Home music producers can go out and buy every single book on mixing, every book on production, and every book on mastering and yet still have a final mix of a song that sounds terrible.
I’m not saying that home recording studios don’t need to invest in text books. Books are fundamental, and every studio should have a few sitting by for easy reference. However, books can’t make your ears any better; you’ve got to work on that yourself by listening for specific things in your mixes. Here are three things that every home mixing engineer should listen for in their songs.
1. Proper EQ separation of different instruments. If you’ve got a good mix, you should not have any problem picking out a specific instrument and listening to it. Even if an instrument is low in the mix, you should be able to hear how it’s different from other instruments. If you cannot, chances are fairly good that it’s in the same frequency range as another instrument, and those instruments are duking it out for that space–which makes your mix sounds convoluted, odd, muddy, boomy, or otherwise, well, bad. EQ instruments in a way that provides separation.
2. Proper stereo separation of different instruments. Equally important is where each instrument sits in the mix relative to the stereo center. Your mix should sound even and full. Nothing should be in the dead center of the stereo spectrum that isn’t incredibly important to the song (the vocals, bass guitar, and kick drum are often kept in the center, as they’re integral parts of the song). Guitars should be panned to either side, but not 100% to either side, unless there’s a very good reason to do so. Instruments sharing the same frequency range can be separated in stereo to diminish the bad effect. Use panning as much as you use EQ.

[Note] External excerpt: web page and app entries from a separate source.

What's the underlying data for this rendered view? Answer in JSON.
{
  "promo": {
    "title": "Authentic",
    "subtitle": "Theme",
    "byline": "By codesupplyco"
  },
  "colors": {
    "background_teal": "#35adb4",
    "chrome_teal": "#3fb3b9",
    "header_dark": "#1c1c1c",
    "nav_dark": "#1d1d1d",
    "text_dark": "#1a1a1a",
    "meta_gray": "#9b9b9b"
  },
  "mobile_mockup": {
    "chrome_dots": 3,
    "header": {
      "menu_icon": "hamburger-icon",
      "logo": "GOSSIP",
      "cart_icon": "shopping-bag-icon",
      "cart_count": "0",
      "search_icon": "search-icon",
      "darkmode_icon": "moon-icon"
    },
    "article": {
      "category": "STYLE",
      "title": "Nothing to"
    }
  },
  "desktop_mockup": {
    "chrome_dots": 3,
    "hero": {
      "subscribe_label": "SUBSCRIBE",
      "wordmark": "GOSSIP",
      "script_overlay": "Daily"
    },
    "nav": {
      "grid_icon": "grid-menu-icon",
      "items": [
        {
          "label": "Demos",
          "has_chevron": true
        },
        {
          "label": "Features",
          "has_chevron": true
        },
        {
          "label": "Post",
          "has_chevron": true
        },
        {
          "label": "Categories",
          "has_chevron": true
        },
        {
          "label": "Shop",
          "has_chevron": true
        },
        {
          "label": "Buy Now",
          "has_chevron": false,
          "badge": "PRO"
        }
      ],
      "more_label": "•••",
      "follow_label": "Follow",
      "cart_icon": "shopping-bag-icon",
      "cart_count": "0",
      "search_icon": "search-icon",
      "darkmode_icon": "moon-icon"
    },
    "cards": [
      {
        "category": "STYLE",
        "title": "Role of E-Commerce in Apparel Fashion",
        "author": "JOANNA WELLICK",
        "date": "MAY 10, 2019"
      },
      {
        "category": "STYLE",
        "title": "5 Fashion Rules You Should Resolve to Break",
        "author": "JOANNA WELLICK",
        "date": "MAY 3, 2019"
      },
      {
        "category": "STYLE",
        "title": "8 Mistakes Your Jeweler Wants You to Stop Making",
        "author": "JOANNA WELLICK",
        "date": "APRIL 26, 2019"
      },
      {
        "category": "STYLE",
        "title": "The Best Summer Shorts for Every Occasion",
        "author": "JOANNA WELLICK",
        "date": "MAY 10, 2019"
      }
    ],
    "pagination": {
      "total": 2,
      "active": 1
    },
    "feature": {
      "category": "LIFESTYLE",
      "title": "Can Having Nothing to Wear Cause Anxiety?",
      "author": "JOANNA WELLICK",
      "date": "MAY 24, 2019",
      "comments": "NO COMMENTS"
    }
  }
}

3. The song should sound like everything was recorded in the same room. If it doesn’t, there’s either an EQ, volume level, effect, or panning issue. Vocals commonly stick out like a sore thumb in a poorly-mixed song, because of one or more of these issues. Consider whether each problem could have contributed to the bad effect, and listen to the mix in different ways: on different speakers, from outside the room, on a single channel, etc. until you can identify and correct the issue, leading to a much better sounding and more literally-mixed song.
What do you listen for while mixing your home recordings? What makes a song sound great? Post in our comments section and let us know.